* Excerpts from an interface dataset *
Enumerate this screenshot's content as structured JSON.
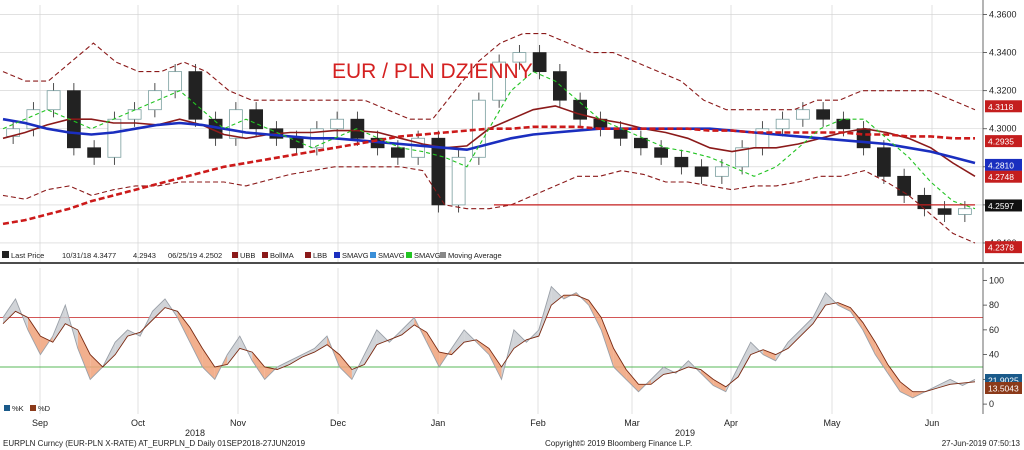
{
  "chart_data": [
    {
      "type": "candlestick",
      "title": "EUR / PLN DZIENNY",
      "ylim": [
        4.23,
        4.365
      ],
      "y_ticks": [
        "4.3600",
        "4.3400",
        "4.3200",
        "4.3000",
        "4.2800",
        "4.2600",
        "4.2400"
      ],
      "x_ticks": [
        "Sep",
        "Oct",
        "Nov",
        "Dec",
        "Jan",
        "Feb",
        "Mar",
        "Apr",
        "May",
        "Jun"
      ],
      "x_years": [
        "2018",
        "2019"
      ],
      "support_level": 4.26,
      "ohlc_close_sample": [
        4.3,
        4.31,
        4.32,
        4.29,
        4.285,
        4.305,
        4.31,
        4.32,
        4.33,
        4.305,
        4.295,
        4.31,
        4.3,
        4.295,
        4.29,
        4.3,
        4.305,
        4.295,
        4.29,
        4.285,
        4.295,
        4.26,
        4.285,
        4.315,
        4.335,
        4.34,
        4.33,
        4.315,
        4.305,
        4.3,
        4.295,
        4.29,
        4.285,
        4.28,
        4.275,
        4.28,
        4.29,
        4.3,
        4.305,
        4.31,
        4.305,
        4.3,
        4.29,
        4.275,
        4.265,
        4.258,
        4.255,
        4.258
      ],
      "series": [
        {
          "name": "UBB",
          "style": "dashed",
          "color": "#8b1a1a",
          "values": [
            4.33,
            4.325,
            4.325,
            4.335,
            4.345,
            4.335,
            4.33,
            4.33,
            4.335,
            4.33,
            4.32,
            4.315,
            4.315,
            4.315,
            4.315,
            4.315,
            4.315,
            4.31,
            4.305,
            4.305,
            4.32,
            4.335,
            4.345,
            4.35,
            4.35,
            4.345,
            4.34,
            4.34,
            4.335,
            4.33,
            4.325,
            4.315,
            4.31,
            4.31,
            4.31,
            4.31,
            4.315,
            4.315,
            4.32,
            4.32,
            4.32,
            4.32,
            4.315,
            4.31
          ]
        },
        {
          "name": "BollMA",
          "style": "solid",
          "color": "#8b1a1a",
          "values": [
            4.295,
            4.298,
            4.302,
            4.305,
            4.305,
            4.303,
            4.303,
            4.302,
            4.305,
            4.302,
            4.297,
            4.295,
            4.297,
            4.298,
            4.298,
            4.299,
            4.299,
            4.298,
            4.295,
            4.292,
            4.29,
            4.291,
            4.3,
            4.305,
            4.31,
            4.312,
            4.308,
            4.305,
            4.303,
            4.3,
            4.298,
            4.295,
            4.29,
            4.288,
            4.29,
            4.29,
            4.292,
            4.295,
            4.298,
            4.3,
            4.298,
            4.295,
            4.29,
            4.282,
            4.275
          ]
        },
        {
          "name": "LBB",
          "style": "dashed",
          "color": "#8b1a1a",
          "values": [
            4.265,
            4.263,
            4.268,
            4.27,
            4.265,
            4.268,
            4.27,
            4.27,
            4.272,
            4.272,
            4.272,
            4.27,
            4.273,
            4.276,
            4.278,
            4.28,
            4.28,
            4.28,
            4.28,
            4.278,
            4.26,
            4.258,
            4.258,
            4.26,
            4.265,
            4.27,
            4.275,
            4.275,
            4.278,
            4.276,
            4.272,
            4.272,
            4.27,
            4.268,
            4.27,
            4.27,
            4.272,
            4.275,
            4.275,
            4.278,
            4.272,
            4.265,
            4.255,
            4.245,
            4.24
          ]
        },
        {
          "name": "SMAVG",
          "style": "solid",
          "color": "#1a2ebf",
          "values": [
            4.305,
            4.303,
            4.3,
            4.298,
            4.297,
            4.298,
            4.3,
            4.302,
            4.303,
            4.302,
            4.3,
            4.298,
            4.297,
            4.296,
            4.295,
            4.295,
            4.294,
            4.293,
            4.292,
            4.291,
            4.29,
            4.289,
            4.292,
            4.295,
            4.297,
            4.298,
            4.299,
            4.3,
            4.3,
            4.3,
            4.3,
            4.3,
            4.3,
            4.299,
            4.298,
            4.297,
            4.296,
            4.295,
            4.294,
            4.293,
            4.292,
            4.29,
            4.288,
            4.285,
            4.282
          ]
        },
        {
          "name": "SMAVG",
          "style": "dashed",
          "color": "#cc1a1a",
          "values": [
            4.25,
            4.252,
            4.255,
            4.258,
            4.262,
            4.265,
            4.268,
            4.271,
            4.274,
            4.277,
            4.28,
            4.282,
            4.284,
            4.286,
            4.288,
            4.29,
            4.292,
            4.294,
            4.296,
            4.297,
            4.298,
            4.299,
            4.3,
            4.3,
            4.301,
            4.301,
            4.301,
            4.3,
            4.3,
            4.3,
            4.3,
            4.3,
            4.299,
            4.299,
            4.298,
            4.298,
            4.298,
            4.298,
            4.298,
            4.297,
            4.297,
            4.296,
            4.296,
            4.295,
            4.295
          ]
        },
        {
          "name": "Moving Average",
          "style": "dashed",
          "color": "#22c422",
          "values": [
            4.3,
            4.305,
            4.31,
            4.305,
            4.3,
            4.305,
            4.31,
            4.315,
            4.32,
            4.31,
            4.3,
            4.305,
            4.3,
            4.295,
            4.29,
            4.295,
            4.3,
            4.295,
            4.29,
            4.288,
            4.285,
            4.28,
            4.3,
            4.32,
            4.33,
            4.325,
            4.315,
            4.305,
            4.3,
            4.295,
            4.29,
            4.288,
            4.285,
            4.28,
            4.275,
            4.28,
            4.29,
            4.3,
            4.305,
            4.305,
            4.295,
            4.285,
            4.272,
            4.262,
            4.258
          ]
        }
      ],
      "price_tags": [
        {
          "label": "4.3118",
          "value": 4.3118,
          "color": "#c41e1e"
        },
        {
          "label": "4.2935",
          "value": 4.2935,
          "color": "#c41e1e"
        },
        {
          "label": "4.2810",
          "value": 4.281,
          "color": "#1a2ebf"
        },
        {
          "label": "4.2748",
          "value": 4.2748,
          "color": "#c41e1e"
        },
        {
          "label": "4.2597",
          "value": 4.2597,
          "color": "#111111"
        },
        {
          "label": "4.2378",
          "value": 4.2378,
          "color": "#c41e1e"
        }
      ]
    },
    {
      "type": "line",
      "ylim": [
        -8,
        110
      ],
      "y_ticks": [
        "100",
        "80",
        "60",
        "40",
        "20",
        "0"
      ],
      "levels": [
        70,
        30
      ],
      "series": [
        {
          "name": "%K",
          "color": "#9aa0a8",
          "values": [
            70,
            85,
            60,
            40,
            55,
            80,
            45,
            20,
            30,
            50,
            60,
            55,
            75,
            85,
            70,
            50,
            30,
            20,
            40,
            55,
            35,
            20,
            30,
            35,
            40,
            45,
            55,
            30,
            20,
            40,
            60,
            50,
            60,
            70,
            50,
            30,
            45,
            60,
            50,
            40,
            20,
            60,
            50,
            60,
            95,
            85,
            90,
            80,
            60,
            30,
            20,
            10,
            20,
            30,
            25,
            35,
            25,
            15,
            10,
            30,
            50,
            40,
            35,
            50,
            60,
            70,
            90,
            80,
            75,
            60,
            40,
            25,
            10,
            5,
            10,
            15,
            20,
            15,
            20
          ]
        },
        {
          "name": "%D",
          "color": "#7a2a12",
          "values": [
            65,
            75,
            70,
            55,
            50,
            65,
            60,
            40,
            30,
            40,
            55,
            58,
            68,
            78,
            75,
            62,
            45,
            30,
            32,
            45,
            42,
            30,
            28,
            32,
            38,
            42,
            48,
            40,
            28,
            32,
            48,
            52,
            56,
            64,
            58,
            42,
            40,
            50,
            52,
            45,
            30,
            45,
            52,
            55,
            80,
            88,
            88,
            84,
            70,
            45,
            28,
            16,
            16,
            24,
            26,
            30,
            28,
            20,
            14,
            22,
            40,
            44,
            40,
            45,
            55,
            65,
            80,
            82,
            78,
            66,
            50,
            32,
            18,
            10,
            10,
            13,
            16,
            17,
            18
          ]
        }
      ],
      "value_tags": [
        {
          "label": "21.9025",
          "color": "#1a5a8a"
        },
        {
          "label": "13.5043",
          "color": "#8b3a1a"
        }
      ]
    }
  ],
  "legend": {
    "last_price_label": "Last Price",
    "high_label": "10/31/18 4.3477",
    "avg_label": "4.2943",
    "low_label": "06/25/19 4.2502",
    "items": [
      "UBB",
      "BollMA",
      "LBB",
      "SMAVG",
      "SMAVG",
      "SMAVG",
      "Moving Average"
    ]
  },
  "sub_legend": [
    "%K",
    "%D"
  ],
  "footer": {
    "left": "EURPLN Curncy (EUR-PLN X-RATE) AT_EURPLN_D  Daily 01SEP2018-27JUN2019",
    "center": "Copyright© 2019 Bloomberg Finance L.P.",
    "right": "27-Jun-2019 07:50:13"
  },
  "colors": {
    "grid": "#cfcfcf",
    "up": "#7a9e9f",
    "down": "#222222",
    "support": "#c41e1e",
    "k_fill": "#c9ccd1",
    "d_fill": "#f0a27a"
  }
}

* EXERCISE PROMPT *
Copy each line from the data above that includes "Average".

* WRITTEN RESPONSE *
          "name": "Moving Average",
      "Moving Average"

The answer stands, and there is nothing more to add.